A complete and exact copy of the entries below is the expected result.

BEGIN Records to process

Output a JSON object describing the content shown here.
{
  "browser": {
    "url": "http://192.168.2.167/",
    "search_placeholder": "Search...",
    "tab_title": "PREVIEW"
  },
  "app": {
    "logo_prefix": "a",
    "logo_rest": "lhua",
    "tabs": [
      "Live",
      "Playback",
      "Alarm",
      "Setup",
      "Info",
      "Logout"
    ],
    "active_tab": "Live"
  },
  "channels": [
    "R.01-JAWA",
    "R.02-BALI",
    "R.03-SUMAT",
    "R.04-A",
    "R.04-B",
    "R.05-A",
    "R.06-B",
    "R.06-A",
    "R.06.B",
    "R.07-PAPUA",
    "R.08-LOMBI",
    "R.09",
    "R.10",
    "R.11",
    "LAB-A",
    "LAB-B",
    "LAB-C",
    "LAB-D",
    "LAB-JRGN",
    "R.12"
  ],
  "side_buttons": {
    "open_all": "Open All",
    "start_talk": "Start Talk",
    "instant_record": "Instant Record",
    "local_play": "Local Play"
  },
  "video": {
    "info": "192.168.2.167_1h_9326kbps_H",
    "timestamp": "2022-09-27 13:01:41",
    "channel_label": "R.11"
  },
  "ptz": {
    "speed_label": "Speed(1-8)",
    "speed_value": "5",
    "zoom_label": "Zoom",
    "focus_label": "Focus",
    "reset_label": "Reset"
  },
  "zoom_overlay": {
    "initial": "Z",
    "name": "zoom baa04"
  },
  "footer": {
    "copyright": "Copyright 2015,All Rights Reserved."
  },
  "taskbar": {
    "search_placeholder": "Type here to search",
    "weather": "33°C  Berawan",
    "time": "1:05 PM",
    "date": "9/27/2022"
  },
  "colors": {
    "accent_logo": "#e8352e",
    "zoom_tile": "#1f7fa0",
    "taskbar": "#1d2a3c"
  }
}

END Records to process

= Exercise output =
Output a JSON object describing the content shown here.
{
  "browser": {
    "url": "http://192.168.2.167/",
    "search_placeholder": "Search...",
    "tab_title": "PREVIEW"
  },
  "app": {
    "logo_prefix": "a",
    "logo_rest": "lhua",
    "tabs": [
      "Live",
      "Playback",
      "Alarm",
      "Setup",
      "Info",
      "Logout"
    ],
    "active_tab": "Live"
  },
  "channels": [
    "R.01-JAWA",
    "R.02-BALI",
    "R.03-SUMAT",
    "R.04-A",
    "R.04-B",
    "R.05-A",
    "R.06-B",
    "R.06-A",
    "R.06.B",
    "R.07-PAPUA",
    "R.08-LOMBI",
    "R.09",
    "R.10",
    "R.11",
    "LAB-A",
    "LAB-B",
    "LAB-C",
    "LAB-D",
    "LAB-JRGN",
    "R.12"
  ],
  "side_buttons": {
    "open_all": "Open All",
    "start_talk": "Start Talk",
    "instant_record": "Instant Record",
    "local_play": "Local Play"
  },
  "video": {
    "info": "192.168.2.167_1h_9326kbps_H",
    "timestamp": "2022-09-27 13:01:41",
    "channel_label": "R.11"
  },
  "ptz": {
    "speed_label": "Speed(1-8)",
    "speed_value": "5",
    "zoom_label": "Zoom",
    "focus_label": "Focus",
    "reset_label": "Reset"
  },
  "zoom_overlay": {
    "initial": "Z",
    "name": "zoom baa04"
  },
  "footer": {
    "copyright": "Copyright 2015,All Rights Reserved."
  },
  "taskbar": {
    "search_placeholder": "Type here to search",
    "weather": "33°C  Berawan",
    "time": "1:05 PM",
    "date": "9/27/2022"
  },
  "colors": {
    "accent_logo": "#e8352e",
    "zoom_tile": "#1f7fa0",
    "taskbar": "#1d2a3c"
  }
}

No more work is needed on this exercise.